Lee Kuan Yew planned leadership succession well ahead of time but current Cabinet has yet to identify Singapore’s 4th PM

by Kwok Fangjie

The late Mr. Lee Kuan Yew has been lauded as someone whose foresight, hard work and determination brought Singapore to what it is today.

As one of the nation’s top lawyers put it, the late Mr. Lee was a “genius who, more than anyone, understood human nature and societies, who had the third eye and could see trends and dangers which we mere mortals were blind or oblivious to”.

In terms of leadership renewal, such foresight was also noted by Professor Cherian George as he was more than willing to allow succession rather than hold onto power like other strongmen. Mr. Lee was lauded for having a “hyper-rational, unsentimental view of life. He knew time changes everything, and that people grow old, get weak, and die”.

This was similarly affirmed by his successor Goh Chok Tong in an interview with the Straits Times, saying that the PAP’s “leadership succession is unique, as with almost everything you see in this country” before adding that “Nothing is left to chance” and that Mr. Lee Kuan Yew “planned the leadership handover to ensure that Singapore would continue to thrive after him.”

Political experts: None of the successors identified have profiles as prominent as the late Mr. Lee Kuan Yew

As Singapore moves into a new political era, the issue of succession has come into light after current Prime Minister Lee Hsien Loong said that he would not continue as Prime Minister in the next term. Three people have been identified as his successor – Minister Heng Swee Keat, Minister Chan Chun Seng and Minister Ong Ye Kung.

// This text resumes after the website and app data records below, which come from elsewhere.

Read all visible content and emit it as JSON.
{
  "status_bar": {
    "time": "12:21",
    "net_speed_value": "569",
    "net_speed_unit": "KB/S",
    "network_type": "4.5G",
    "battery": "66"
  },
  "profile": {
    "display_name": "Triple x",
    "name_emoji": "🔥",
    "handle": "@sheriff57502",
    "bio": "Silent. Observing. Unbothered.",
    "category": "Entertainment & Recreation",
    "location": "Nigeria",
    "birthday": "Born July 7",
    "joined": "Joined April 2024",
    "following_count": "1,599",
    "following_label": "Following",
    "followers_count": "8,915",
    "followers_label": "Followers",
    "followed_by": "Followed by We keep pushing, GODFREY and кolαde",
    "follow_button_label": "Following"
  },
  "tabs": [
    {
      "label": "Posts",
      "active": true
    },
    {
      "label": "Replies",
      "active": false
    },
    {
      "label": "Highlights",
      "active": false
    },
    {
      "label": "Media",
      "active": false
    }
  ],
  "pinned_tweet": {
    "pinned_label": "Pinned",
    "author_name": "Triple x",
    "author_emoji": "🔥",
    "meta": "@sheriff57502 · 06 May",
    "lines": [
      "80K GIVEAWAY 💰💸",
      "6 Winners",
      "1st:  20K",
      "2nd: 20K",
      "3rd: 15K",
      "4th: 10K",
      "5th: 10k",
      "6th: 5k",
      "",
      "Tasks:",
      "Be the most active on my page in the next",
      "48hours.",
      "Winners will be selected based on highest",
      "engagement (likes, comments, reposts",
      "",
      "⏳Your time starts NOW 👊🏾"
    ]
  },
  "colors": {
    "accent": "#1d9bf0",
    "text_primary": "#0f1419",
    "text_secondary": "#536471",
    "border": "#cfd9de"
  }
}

While political analysts have suggested that one of them become Deputy Prime Minister to gain exposure before taking the top job, this is unlikely to materialise in the upcoming cabinet reshuffle. More worryingly, it remains to be seen if any of these will have the clear-cut mandate or ability to lead Singapore to greater heights.

Assistant Professor Alan Chong from the Nanyang Technological University was quoted as saying that the best scenario “is to continue to pick strong personalities.. someone close to the stature of Lee Kuan Yew, but there’s no such person” before adding that the next PM could be chosen based on “very thin arguments.”.

A similar tone was echoed by Garry Rodan, Director of the Asia Research Center of Australia’s Murdoch University, “None of the most touted contenders have high profiles outside Singapore” before adding that “Lee Kuan Yew remained a force in foreign policy networks and the regional and global order was more stable” during the 1990s when former Prime Minister Goh Chok Tong took over.

Surviving in an increasingly turbulent world

While more than two-thirds of Singapore’s economy are reliant on trade, the country faces increasingly challenges in an increasingly turbulent world as compared to the past decade. In fact, external factors have strongly suggested that there is an impetus to disrupt trade in the region.

The USA – Singapore’s largest trading partner – has taken a more protectionist stance while China has become increasingly assertive China in the region. The state-run Chinese Media published a commentary that small states should not make unreasonable demands in an apparent reference to Singapore, after PM Lee’s remarks at the 2015 White House State Dinner.

A recent article in the Bangkok post have suggested that there are talks to open the Kra Canal has again surfaced whereby the shipping routes could pass the narrowest point of Thailand, linking Andaman Sea to the Gulf of Thailand thereby bypassing Singapore’s ports altogether.

Confidence in leadership of the future?

Surviving in a turbulent economy has – and will no doubt continue to have – impact on economic well-being. On average, private sector economists have estimated a growth forecast of 3.2% for 2018 for Singapore. This is a far cry below the compounded growth of 9.3% during LKY-era and 5.1% for the rest of the South-east Asian region.

Clearly, the next leader has big shoes to fill. Do you have faith in the PAP’s ability to lead Singapore into increasingly challenging world?